Everything except the pictures should be printed exactly as it appears in the records.

━━━━

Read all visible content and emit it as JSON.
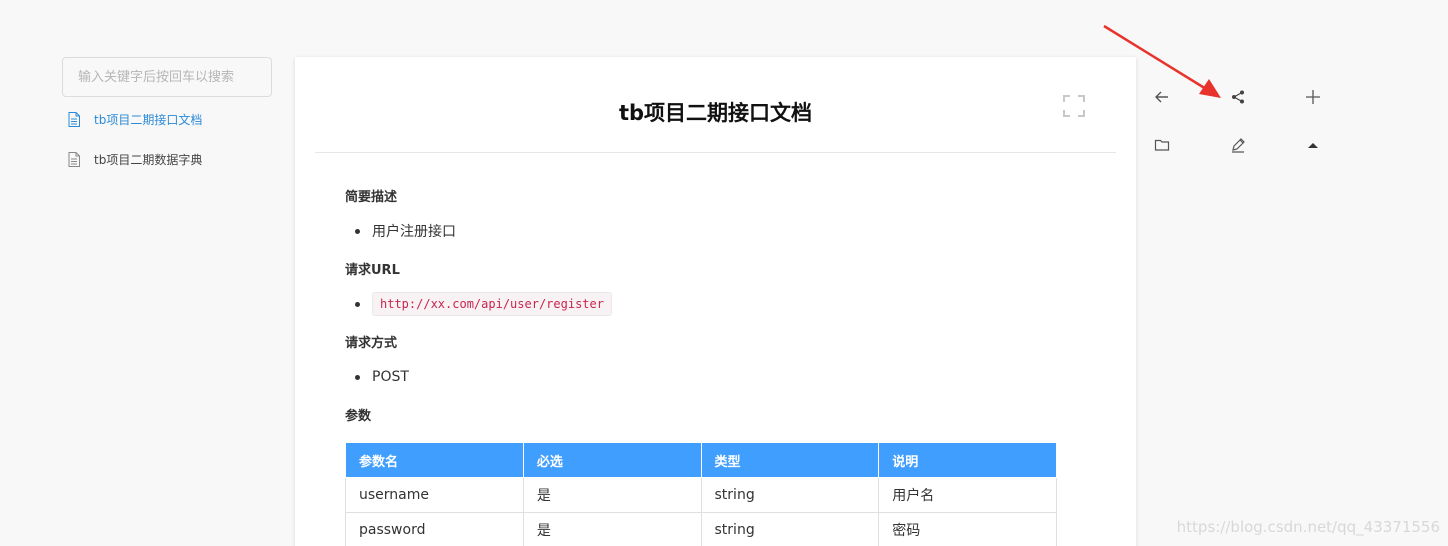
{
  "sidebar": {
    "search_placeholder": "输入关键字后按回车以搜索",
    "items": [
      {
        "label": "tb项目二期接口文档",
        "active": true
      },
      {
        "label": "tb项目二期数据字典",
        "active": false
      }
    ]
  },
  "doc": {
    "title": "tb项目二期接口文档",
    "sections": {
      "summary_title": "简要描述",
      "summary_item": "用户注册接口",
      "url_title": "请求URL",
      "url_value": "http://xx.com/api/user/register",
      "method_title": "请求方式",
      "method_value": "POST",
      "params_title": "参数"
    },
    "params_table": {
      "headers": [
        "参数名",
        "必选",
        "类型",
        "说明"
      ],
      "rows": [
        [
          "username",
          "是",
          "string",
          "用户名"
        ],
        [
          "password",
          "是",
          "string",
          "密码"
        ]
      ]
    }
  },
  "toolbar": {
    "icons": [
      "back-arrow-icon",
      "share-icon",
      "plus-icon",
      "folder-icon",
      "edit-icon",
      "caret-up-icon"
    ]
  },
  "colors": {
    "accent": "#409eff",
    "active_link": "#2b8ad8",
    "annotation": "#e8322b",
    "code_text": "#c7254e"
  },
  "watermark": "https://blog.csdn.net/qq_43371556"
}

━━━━

* [RESULT OF THIS TASK]:
Read all visible content and emit it as JSON.
{
  "sidebar": {
    "search_placeholder": "输入关键字后按回车以搜索",
    "items": [
      {
        "label": "tb项目二期接口文档",
        "active": true
      },
      {
        "label": "tb项目二期数据字典",
        "active": false
      }
    ]
  },
  "doc": {
    "title": "tb项目二期接口文档",
    "sections": {
      "summary_title": "简要描述",
      "summary_item": "用户注册接口",
      "url_title": "请求URL",
      "url_value": "http://xx.com/api/user/register",
      "method_title": "请求方式",
      "method_value": "POST",
      "params_title": "参数"
    },
    "params_table": {
      "headers": [
        "参数名",
        "必选",
        "类型",
        "说明"
      ],
      "rows": [
        [
          "username",
          "是",
          "string",
          "用户名"
        ],
        [
          "password",
          "是",
          "string",
          "密码"
        ]
      ]
    }
  },
  "toolbar": {
    "icons": [
      "back-arrow-icon",
      "share-icon",
      "plus-icon",
      "folder-icon",
      "edit-icon",
      "caret-up-icon"
    ]
  },
  "colors": {
    "accent": "#409eff",
    "active_link": "#2b8ad8",
    "annotation": "#e8322b",
    "code_text": "#c7254e"
  },
  "watermark": "https://blog.csdn.net/qq_43371556"
}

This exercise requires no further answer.